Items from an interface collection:
---
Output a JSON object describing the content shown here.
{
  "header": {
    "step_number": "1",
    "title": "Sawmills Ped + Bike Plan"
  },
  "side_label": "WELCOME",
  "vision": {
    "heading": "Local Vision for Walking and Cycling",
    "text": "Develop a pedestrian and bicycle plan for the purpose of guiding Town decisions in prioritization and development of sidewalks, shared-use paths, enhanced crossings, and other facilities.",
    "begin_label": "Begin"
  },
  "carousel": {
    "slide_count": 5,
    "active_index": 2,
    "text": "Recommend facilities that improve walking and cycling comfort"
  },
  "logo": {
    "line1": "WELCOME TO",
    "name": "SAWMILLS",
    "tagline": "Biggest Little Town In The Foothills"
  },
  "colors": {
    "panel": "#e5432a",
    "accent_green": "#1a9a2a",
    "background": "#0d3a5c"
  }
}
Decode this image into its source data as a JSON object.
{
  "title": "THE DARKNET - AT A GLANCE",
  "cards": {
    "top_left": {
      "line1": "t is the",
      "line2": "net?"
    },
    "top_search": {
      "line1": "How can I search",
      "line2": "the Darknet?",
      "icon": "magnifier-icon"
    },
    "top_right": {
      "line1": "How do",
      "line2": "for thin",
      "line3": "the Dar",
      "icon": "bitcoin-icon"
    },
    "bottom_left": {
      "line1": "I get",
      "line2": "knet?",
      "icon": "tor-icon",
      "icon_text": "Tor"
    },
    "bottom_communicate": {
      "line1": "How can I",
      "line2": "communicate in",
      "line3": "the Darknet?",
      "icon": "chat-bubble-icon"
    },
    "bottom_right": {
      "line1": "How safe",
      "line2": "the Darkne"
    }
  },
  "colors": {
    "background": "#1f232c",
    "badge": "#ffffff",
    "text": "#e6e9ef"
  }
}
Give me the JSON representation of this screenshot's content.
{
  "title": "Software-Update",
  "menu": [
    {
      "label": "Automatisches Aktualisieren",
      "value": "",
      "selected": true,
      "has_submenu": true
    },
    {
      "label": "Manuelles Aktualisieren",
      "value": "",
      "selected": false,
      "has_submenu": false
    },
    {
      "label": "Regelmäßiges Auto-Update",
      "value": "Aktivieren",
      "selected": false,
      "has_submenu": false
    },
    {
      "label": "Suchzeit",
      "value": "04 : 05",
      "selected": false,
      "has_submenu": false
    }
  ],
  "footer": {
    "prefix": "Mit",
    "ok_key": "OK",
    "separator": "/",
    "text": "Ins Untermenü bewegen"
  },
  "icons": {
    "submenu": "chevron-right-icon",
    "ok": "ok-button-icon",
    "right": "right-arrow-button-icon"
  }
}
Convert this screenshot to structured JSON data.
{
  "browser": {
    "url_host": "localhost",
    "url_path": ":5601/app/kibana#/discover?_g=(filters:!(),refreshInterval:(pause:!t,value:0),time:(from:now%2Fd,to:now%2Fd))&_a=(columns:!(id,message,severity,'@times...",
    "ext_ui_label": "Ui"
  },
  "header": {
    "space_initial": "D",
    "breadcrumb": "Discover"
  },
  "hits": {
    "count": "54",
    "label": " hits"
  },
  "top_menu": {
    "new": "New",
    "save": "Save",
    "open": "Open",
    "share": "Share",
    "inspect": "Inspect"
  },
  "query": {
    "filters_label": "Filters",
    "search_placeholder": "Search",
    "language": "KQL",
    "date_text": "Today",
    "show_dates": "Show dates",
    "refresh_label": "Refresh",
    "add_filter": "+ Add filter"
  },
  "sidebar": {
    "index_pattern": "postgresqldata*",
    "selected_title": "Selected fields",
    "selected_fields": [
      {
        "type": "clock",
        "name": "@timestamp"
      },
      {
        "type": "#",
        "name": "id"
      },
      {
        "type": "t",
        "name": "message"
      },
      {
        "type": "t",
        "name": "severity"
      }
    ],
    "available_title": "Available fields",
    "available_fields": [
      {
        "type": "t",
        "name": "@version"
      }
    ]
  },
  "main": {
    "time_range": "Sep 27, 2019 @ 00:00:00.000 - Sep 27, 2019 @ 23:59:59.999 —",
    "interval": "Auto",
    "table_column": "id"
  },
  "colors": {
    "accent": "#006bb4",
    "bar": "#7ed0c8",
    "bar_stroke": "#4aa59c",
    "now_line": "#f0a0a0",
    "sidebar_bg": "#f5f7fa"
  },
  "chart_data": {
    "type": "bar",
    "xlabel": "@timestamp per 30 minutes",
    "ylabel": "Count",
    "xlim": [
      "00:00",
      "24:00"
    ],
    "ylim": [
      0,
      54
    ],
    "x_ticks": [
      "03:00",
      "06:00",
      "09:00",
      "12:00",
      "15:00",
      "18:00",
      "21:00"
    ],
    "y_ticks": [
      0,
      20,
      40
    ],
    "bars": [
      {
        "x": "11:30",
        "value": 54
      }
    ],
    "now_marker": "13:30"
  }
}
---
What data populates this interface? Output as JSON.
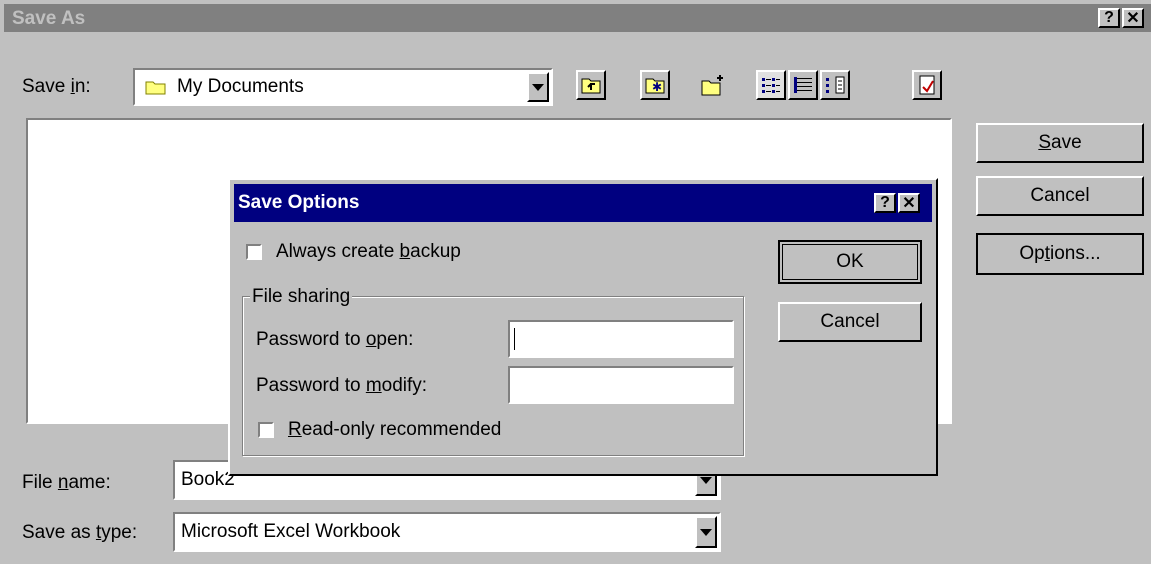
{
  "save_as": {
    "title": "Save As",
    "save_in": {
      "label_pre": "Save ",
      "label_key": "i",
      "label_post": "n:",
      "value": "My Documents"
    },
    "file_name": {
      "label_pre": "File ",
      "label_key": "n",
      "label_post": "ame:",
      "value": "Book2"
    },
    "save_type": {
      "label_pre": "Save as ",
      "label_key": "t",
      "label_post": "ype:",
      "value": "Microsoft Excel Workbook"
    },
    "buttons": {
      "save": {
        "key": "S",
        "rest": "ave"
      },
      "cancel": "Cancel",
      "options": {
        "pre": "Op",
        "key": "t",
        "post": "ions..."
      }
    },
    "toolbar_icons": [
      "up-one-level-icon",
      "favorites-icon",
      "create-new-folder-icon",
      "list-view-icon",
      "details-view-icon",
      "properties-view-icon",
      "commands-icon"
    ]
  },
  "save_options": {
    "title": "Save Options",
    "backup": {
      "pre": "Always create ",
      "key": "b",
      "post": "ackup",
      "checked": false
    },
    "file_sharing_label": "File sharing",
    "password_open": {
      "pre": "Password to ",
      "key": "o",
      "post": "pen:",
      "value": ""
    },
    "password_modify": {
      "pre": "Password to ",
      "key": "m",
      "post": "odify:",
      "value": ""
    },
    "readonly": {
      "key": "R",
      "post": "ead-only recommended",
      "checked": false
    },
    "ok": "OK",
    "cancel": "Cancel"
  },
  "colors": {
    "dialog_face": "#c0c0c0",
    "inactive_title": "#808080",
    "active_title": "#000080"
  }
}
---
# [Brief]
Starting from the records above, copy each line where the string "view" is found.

# [Exercise output]
      "list-view-icon",
      "details-view-icon",
      "properties-view-icon",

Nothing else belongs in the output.